Brief.
From the listing below, copy every line with the word "favicon".

Listed records.

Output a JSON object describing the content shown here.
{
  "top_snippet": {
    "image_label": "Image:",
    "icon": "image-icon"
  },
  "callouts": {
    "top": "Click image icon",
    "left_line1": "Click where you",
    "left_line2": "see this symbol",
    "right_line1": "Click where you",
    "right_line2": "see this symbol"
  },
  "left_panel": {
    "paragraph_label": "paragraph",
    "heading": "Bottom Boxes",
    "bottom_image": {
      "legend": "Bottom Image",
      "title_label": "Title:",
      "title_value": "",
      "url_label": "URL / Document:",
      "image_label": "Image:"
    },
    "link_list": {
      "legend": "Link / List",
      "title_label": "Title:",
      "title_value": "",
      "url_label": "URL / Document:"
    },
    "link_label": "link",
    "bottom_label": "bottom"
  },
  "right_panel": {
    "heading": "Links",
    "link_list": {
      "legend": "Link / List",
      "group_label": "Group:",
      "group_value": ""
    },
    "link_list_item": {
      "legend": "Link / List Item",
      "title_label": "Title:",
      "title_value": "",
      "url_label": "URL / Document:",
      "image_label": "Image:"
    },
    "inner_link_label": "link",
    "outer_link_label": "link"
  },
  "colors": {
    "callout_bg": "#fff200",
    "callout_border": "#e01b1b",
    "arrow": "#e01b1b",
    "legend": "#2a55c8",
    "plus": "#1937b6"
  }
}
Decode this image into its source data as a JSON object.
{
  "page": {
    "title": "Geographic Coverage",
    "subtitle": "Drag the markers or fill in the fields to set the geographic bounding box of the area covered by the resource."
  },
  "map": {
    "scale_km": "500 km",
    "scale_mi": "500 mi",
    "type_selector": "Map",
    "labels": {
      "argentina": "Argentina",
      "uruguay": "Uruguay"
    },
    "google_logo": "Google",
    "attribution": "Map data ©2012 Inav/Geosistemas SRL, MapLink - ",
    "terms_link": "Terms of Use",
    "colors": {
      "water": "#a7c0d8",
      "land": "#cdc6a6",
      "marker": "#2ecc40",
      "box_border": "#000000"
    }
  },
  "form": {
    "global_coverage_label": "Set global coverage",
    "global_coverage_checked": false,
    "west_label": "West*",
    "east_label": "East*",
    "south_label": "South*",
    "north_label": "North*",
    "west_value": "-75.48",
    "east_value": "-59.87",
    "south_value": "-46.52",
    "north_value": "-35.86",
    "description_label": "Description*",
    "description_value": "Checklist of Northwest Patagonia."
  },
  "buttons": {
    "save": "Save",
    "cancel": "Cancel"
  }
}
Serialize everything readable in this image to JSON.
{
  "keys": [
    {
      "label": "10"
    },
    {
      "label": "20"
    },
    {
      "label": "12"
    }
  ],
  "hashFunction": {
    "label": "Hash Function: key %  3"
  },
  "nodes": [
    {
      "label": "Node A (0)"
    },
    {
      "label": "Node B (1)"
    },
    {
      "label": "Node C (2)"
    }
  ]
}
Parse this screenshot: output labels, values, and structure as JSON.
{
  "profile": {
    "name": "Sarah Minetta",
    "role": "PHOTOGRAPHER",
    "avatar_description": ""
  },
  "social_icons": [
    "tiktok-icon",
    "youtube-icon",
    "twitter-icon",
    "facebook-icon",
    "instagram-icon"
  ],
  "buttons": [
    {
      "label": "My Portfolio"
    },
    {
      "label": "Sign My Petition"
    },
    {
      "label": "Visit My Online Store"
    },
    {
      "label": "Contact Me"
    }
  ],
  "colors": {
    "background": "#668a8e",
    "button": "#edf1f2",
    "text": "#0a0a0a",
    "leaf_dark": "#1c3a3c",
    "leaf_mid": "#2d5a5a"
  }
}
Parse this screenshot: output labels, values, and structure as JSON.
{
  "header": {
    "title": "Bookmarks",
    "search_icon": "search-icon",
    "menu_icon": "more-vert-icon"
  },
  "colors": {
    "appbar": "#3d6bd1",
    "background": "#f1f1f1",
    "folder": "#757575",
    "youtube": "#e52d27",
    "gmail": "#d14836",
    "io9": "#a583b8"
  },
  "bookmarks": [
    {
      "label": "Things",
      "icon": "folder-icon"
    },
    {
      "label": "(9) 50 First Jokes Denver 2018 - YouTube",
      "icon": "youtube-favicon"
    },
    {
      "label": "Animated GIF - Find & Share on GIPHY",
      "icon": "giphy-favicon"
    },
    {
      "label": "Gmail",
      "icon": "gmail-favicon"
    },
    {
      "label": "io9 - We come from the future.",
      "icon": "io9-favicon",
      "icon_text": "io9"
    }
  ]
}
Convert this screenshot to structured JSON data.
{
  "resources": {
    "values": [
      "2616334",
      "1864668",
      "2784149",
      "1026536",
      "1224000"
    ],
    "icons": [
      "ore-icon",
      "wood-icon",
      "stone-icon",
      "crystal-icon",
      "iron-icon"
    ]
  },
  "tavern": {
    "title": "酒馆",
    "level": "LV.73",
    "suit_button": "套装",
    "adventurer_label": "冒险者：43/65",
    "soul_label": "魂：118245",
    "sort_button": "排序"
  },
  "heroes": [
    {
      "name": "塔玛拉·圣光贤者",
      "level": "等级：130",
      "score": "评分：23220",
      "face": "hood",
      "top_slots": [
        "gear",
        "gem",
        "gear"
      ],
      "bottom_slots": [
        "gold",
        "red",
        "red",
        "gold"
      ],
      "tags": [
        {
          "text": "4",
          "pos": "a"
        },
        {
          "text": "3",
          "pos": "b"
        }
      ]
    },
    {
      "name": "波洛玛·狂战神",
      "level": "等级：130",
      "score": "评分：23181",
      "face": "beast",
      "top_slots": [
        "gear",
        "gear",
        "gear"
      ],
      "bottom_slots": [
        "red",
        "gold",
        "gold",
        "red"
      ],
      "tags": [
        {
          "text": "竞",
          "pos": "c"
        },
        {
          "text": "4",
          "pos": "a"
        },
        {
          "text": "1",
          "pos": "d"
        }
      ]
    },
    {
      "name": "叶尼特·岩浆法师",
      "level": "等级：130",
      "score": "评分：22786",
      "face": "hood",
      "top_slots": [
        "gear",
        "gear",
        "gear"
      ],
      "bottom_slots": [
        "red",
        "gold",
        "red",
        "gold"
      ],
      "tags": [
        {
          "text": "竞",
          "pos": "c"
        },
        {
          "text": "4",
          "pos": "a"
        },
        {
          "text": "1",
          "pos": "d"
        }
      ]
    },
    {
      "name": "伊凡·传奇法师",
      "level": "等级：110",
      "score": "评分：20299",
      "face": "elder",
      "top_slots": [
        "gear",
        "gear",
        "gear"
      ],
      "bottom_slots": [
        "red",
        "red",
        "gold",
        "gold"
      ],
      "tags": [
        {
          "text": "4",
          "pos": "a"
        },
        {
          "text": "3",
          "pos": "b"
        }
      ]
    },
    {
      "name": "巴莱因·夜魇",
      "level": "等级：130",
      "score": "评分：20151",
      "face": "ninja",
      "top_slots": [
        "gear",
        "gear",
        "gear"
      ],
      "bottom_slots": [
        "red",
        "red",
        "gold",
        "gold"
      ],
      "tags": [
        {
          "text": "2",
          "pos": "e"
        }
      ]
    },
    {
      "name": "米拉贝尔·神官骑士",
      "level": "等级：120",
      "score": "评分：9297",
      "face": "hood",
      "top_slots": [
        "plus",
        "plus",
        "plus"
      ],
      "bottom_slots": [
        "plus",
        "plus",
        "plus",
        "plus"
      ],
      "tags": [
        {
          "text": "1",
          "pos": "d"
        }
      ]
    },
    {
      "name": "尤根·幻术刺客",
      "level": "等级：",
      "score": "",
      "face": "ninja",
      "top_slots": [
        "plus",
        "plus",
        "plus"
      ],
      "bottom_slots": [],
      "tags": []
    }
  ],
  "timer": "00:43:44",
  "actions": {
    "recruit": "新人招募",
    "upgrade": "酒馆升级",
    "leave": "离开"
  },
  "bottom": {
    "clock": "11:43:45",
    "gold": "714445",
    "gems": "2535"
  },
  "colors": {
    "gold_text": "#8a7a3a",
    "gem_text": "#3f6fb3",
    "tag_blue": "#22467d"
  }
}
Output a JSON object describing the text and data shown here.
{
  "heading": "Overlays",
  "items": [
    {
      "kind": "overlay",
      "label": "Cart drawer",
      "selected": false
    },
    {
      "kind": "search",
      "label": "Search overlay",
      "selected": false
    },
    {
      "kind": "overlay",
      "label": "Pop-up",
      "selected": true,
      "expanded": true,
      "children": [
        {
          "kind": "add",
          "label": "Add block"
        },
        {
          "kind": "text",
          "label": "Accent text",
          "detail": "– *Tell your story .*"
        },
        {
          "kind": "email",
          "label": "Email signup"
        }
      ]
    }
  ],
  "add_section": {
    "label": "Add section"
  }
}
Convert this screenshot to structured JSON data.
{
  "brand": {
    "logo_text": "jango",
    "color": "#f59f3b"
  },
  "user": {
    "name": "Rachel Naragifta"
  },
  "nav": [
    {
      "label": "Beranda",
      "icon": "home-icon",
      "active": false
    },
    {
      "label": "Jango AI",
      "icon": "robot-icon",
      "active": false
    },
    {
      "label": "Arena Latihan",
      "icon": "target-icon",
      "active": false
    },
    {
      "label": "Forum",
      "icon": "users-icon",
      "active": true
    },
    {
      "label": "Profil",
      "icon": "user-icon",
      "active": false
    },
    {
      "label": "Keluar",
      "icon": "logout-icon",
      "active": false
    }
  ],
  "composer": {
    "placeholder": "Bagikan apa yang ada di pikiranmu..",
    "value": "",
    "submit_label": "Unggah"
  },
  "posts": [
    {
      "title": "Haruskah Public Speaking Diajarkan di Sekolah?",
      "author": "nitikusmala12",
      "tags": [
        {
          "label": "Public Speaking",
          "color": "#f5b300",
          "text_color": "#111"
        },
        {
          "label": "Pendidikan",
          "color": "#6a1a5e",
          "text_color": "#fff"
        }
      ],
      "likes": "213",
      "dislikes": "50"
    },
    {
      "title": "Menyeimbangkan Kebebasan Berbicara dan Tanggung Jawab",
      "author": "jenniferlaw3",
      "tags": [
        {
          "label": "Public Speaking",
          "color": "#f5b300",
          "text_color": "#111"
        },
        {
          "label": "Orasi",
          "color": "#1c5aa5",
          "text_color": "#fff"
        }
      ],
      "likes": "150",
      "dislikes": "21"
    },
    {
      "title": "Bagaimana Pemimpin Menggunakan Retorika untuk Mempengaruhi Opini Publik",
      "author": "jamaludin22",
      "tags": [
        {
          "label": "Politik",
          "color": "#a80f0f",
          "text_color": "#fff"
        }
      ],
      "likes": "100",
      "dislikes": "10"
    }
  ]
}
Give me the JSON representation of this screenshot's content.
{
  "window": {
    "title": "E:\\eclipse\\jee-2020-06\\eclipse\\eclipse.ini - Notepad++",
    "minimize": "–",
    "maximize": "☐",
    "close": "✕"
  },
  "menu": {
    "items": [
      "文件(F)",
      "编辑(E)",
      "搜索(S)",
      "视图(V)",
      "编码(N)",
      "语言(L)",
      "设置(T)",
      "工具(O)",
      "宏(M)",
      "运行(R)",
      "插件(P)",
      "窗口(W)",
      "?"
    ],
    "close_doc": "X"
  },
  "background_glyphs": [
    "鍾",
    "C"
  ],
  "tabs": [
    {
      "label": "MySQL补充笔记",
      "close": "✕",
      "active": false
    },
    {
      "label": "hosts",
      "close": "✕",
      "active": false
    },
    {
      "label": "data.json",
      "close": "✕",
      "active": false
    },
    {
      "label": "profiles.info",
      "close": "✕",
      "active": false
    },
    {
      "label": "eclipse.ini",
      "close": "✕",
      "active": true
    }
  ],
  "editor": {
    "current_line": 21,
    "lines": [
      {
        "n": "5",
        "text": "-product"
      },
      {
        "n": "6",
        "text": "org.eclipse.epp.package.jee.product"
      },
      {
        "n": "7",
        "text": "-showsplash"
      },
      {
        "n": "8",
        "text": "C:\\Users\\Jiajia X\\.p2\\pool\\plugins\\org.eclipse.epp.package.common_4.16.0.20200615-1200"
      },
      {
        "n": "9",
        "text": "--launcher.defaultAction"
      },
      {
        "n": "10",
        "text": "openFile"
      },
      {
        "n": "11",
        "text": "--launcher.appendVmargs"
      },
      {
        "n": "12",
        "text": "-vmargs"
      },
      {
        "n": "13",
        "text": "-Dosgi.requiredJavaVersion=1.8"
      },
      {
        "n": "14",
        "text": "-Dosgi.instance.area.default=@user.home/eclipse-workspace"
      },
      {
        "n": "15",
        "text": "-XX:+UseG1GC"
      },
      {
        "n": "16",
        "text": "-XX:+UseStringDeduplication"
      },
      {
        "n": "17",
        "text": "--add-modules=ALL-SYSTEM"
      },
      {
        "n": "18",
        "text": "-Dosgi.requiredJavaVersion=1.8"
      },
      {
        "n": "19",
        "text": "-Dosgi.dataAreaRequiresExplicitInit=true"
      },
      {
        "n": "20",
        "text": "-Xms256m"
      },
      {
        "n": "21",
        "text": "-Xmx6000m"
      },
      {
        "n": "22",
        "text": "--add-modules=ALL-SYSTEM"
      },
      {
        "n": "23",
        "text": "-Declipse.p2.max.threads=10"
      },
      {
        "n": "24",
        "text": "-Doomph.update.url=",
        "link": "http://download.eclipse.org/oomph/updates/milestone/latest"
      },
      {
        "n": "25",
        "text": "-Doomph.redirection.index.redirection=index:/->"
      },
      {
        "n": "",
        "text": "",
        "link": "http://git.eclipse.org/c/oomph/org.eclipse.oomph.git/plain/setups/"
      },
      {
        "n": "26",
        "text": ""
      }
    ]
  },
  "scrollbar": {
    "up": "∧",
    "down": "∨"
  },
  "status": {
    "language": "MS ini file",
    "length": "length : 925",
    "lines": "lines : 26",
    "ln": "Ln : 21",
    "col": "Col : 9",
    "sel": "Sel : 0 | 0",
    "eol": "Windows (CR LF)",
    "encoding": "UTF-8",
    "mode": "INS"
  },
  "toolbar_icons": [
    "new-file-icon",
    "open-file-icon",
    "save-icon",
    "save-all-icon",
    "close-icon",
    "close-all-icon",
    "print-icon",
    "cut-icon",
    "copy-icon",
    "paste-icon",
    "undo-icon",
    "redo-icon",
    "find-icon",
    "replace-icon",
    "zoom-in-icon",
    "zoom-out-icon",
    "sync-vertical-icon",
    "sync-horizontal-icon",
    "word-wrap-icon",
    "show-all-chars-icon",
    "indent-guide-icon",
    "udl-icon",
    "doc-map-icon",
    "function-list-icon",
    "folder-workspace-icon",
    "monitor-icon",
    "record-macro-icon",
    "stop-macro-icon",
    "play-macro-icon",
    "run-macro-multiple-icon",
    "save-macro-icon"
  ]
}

Answer to this task.
      "icon": "youtube-favicon"
      "icon": "giphy-favicon"
      "icon": "gmail-favicon"
      "icon": "io9-favicon",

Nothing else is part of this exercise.